Hamra (Beqaot), Za'tara (Tapuah)

Nirit Haviv, Dafan Banai (reporting). Guests: Ruti Kedar, Kobi Wolff (photographer),Translator: Charles K.


Army maneuvers near Gittit

A gate in the Jordan border fence


10:45  Za’tara/Tapuach junction – Vehicles aren’t inspected but soldiers sit under the observation tower.  Soldiers sit in an armored car at the hitchhiking station on Highway 60 heading toward Ramallah.


In the middle of a field (belonging to Palestinians, of course), near the entrance to the Gittit settlement, dozens of tanks park.  Shepherds living in the Aqraba area said the soldiers told them they’ll be on maneuvers there for two weeks (the soldiers told us one week).  On Friday, 24.4, three days after the day of this report, I drove by and the soldiers were no longer there.  Friday was Independence Day and apparently the maneuvers were suspended for the holiday.  So why did they destroy the field?  For a single day?  The destroyed field belongs to a Palestinian from Aqraba.

A settler from the Qedumim settlement kept us from entering that area and was happy to tell us that his aunt was a member of Machsom Watch, expounded empty slogans about the Land of Israel and the murderous nature of the Arabs, but at least wasn’t hostile and willingly listened to what we had to say.


Hamra checkpoint – The traffic in both directions still uses only one lane; the second lane is blocked.  Long lines all day as a result.


We paid a brief visit to Khalat Makhoul.  They’re recovering from the demolition of their homes in March.

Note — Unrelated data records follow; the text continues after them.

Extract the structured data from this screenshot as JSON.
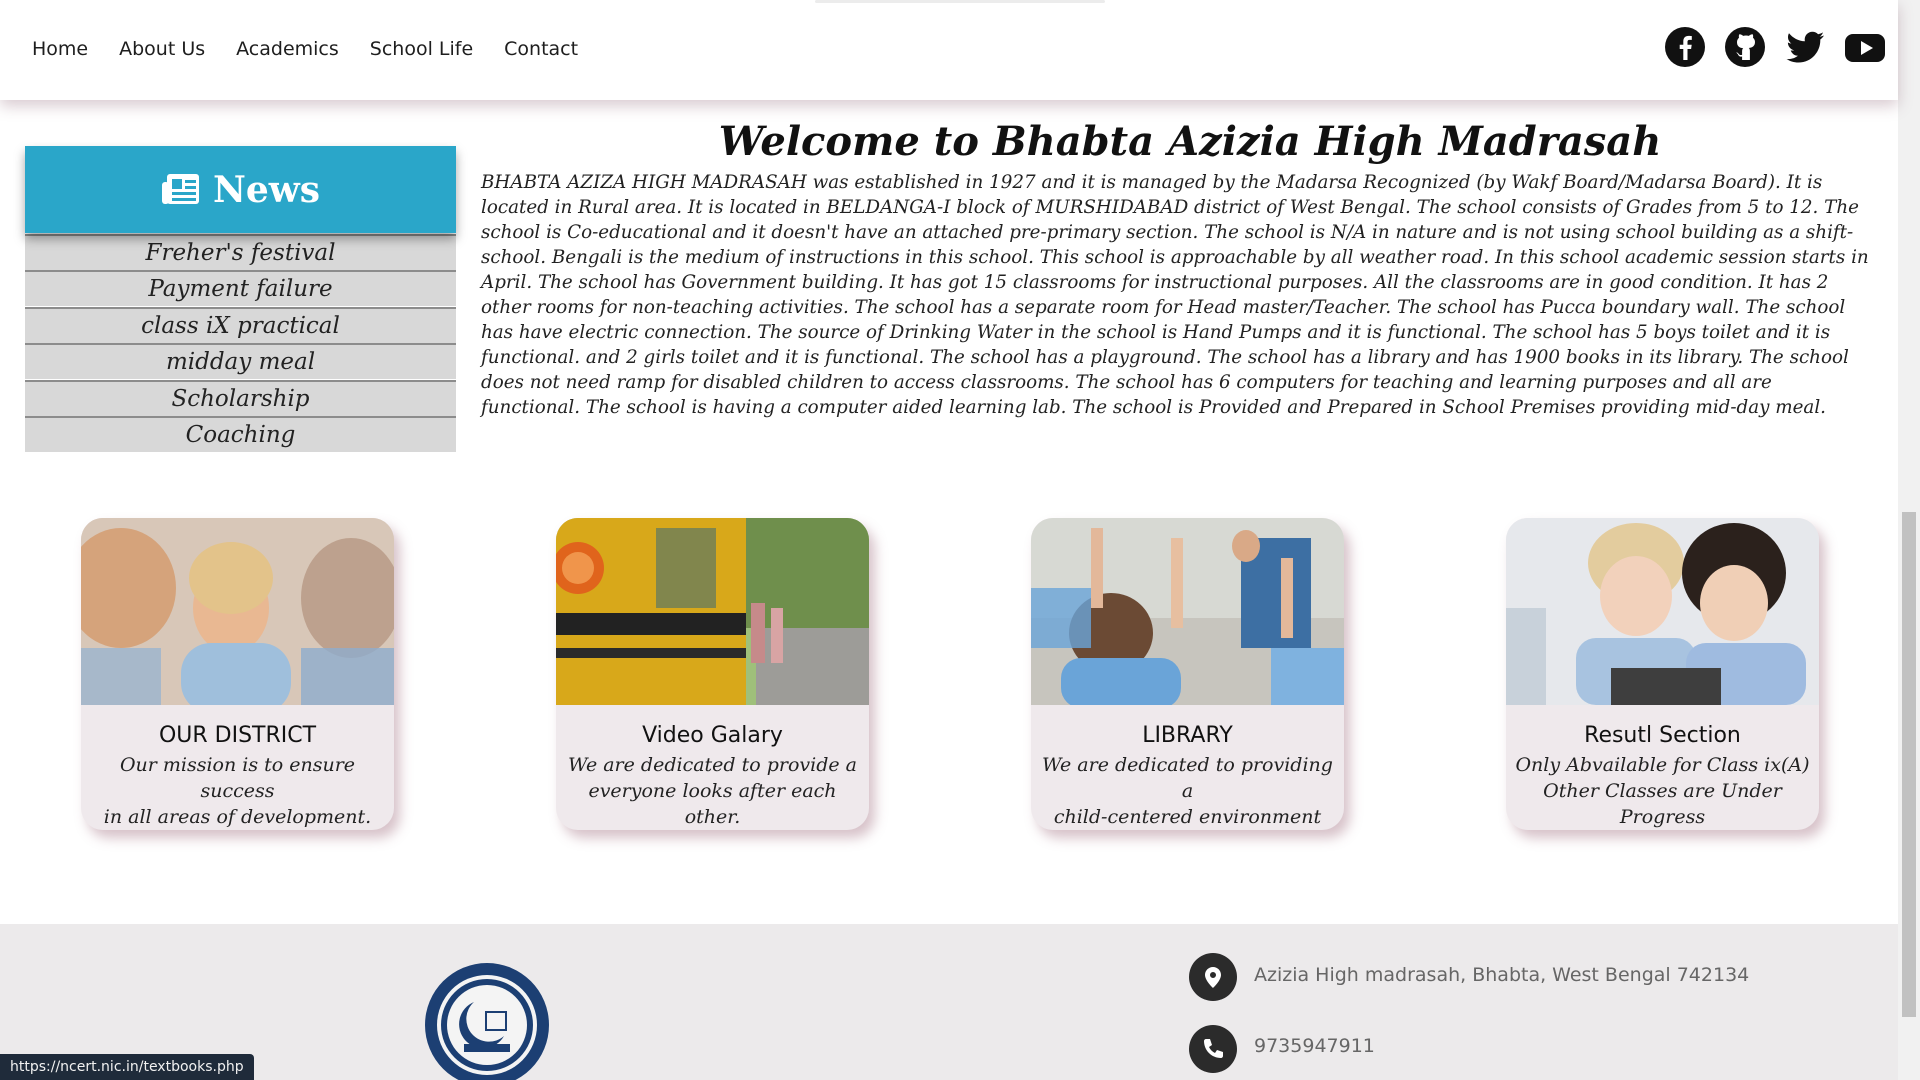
{
  "nav": {
    "items": [
      {
        "label": "Home"
      },
      {
        "label": "About Us"
      },
      {
        "label": "Academics"
      },
      {
        "label": "School Life"
      },
      {
        "label": "Contact"
      }
    ]
  },
  "social": [
    "facebook-icon",
    "github-icon",
    "twitter-icon",
    "youtube-icon"
  ],
  "news": {
    "title": "News",
    "items": [
      {
        "label": "Freher's festival"
      },
      {
        "label": "Payment failure"
      },
      {
        "label": "class iX practical"
      },
      {
        "label": "midday meal"
      },
      {
        "label": "Scholarship"
      },
      {
        "label": "Coaching"
      }
    ]
  },
  "welcome": {
    "title": "Welcome to Bhabta Azizia High Madrasah",
    "body": "BHABTA AZIZA HIGH MADRASAH was established in 1927 and it is managed by the Madarsa Recognized (by Wakf Board/Madarsa Board). It is located in Rural area. It is located in BELDANGA-I block of MURSHIDABAD district of West Bengal. The school consists of Grades from 5 to 12. The school is Co-educational and it doesn't have an attached pre-primary section. The school is N/A in nature and is not using school building as a shift-school. Bengali is the medium of instructions in this school. This school is approachable by all weather road. In this school academic session starts in April. The school has Government building. It has got 15 classrooms for instructional purposes. All the classrooms are in good condition. It has 2 other rooms for non-teaching activities. The school has a separate room for Head master/Teacher. The school has Pucca boundary wall. The school has have electric connection. The source of Drinking Water in the school is Hand Pumps and it is functional. The school has 5 boys toilet and it is functional. and 2 girls toilet and it is functional. The school has a playground. The school has a library and has 1900 books in its library. The school does not need ramp for disabled children to access classrooms. The school has 6 computers for teaching and learning purposes and all are functional. The school is having a computer aided learning lab. The school is Provided and Prepared in School Premises providing mid-day meal."
  },
  "cards": [
    {
      "title": "OUR DISTRICT",
      "line1": "Our mission is to ensure success",
      "line2": "in all areas of development."
    },
    {
      "title": "Video Galary",
      "line1": "We are dedicated to provide a",
      "line2": "everyone looks after each other."
    },
    {
      "title": "LIBRARY",
      "line1": "We are dedicated to providing a",
      "line2": "child-centered environment"
    },
    {
      "title": "Resutl Section",
      "line1": "Only Abvailable for Class ix(A)",
      "line2": "Other Classes are Under Progress"
    }
  ],
  "footer": {
    "address": "Azizia High madrasah, Bhabta, West Bengal 742134",
    "phone": "9735947911"
  },
  "status_url": "https://ncert.nic.in/textbooks.php"
}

We drove along the Jordan border fence.  The fence along Highway 90 is electrified and topped by cameras and signs warning of mines, with a gate every few kilometers.  Some of the land beyond the fence, which was once called the “demilitarized zone,” belongs to Palestinians from the West Bank, expropriated from them after the 1967 war “for military purposes.”  When peace broke out with Jordan and there was no longer need for a demilitarized zone the land wasn’t returned to its legal owners but was granted to settlers.  They received keys to the gages and to this day go through with Thai workers to cultivate the fertile soil.  The Palestinians wearily observe their land bearing fruit for others.  Recently a number of Palestinians sued to get their lands back, and when the court asked the government’s representative why the lands hadn’t been returned to their legal owners he replied, “I don’t know, it was a long time ago!!”  Incidentally, the former demilitarized zone on the Jordanian side is also under cultivation, up to the border.  But there it’s being done by the legal owners.